**Extracted records**
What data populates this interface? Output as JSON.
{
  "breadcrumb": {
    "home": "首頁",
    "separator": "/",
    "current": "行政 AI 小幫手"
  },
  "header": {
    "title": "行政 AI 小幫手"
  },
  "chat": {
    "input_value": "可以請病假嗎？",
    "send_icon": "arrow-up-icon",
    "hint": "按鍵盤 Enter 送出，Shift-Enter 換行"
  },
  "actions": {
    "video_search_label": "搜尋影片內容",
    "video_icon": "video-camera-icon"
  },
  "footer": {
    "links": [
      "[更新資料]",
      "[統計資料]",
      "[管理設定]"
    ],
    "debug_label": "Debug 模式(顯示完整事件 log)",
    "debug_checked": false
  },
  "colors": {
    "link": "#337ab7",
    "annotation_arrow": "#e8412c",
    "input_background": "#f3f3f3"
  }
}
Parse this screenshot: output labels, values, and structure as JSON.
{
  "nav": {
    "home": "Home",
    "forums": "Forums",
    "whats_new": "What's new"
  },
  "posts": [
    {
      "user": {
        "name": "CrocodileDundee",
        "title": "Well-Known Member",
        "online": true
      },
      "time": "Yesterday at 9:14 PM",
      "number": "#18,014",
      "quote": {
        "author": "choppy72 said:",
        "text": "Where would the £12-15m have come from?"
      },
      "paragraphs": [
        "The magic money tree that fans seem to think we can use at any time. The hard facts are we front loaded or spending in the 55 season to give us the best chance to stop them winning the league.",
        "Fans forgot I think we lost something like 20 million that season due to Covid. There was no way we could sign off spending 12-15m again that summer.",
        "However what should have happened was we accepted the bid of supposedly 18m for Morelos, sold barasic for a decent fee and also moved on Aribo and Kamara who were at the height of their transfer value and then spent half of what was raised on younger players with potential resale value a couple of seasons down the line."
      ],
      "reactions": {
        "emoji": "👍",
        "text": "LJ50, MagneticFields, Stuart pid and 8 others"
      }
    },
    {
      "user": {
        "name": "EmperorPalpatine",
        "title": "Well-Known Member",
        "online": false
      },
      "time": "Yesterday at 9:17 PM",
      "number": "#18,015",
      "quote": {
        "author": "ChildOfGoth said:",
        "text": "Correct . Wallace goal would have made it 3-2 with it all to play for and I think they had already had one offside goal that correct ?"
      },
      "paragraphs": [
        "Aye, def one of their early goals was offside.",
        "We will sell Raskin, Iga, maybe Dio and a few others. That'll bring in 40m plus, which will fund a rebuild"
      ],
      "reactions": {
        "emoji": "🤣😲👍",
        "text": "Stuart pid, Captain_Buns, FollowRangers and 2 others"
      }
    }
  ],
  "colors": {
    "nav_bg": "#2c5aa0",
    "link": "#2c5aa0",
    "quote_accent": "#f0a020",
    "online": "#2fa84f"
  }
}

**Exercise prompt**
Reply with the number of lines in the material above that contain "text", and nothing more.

**Response area**
4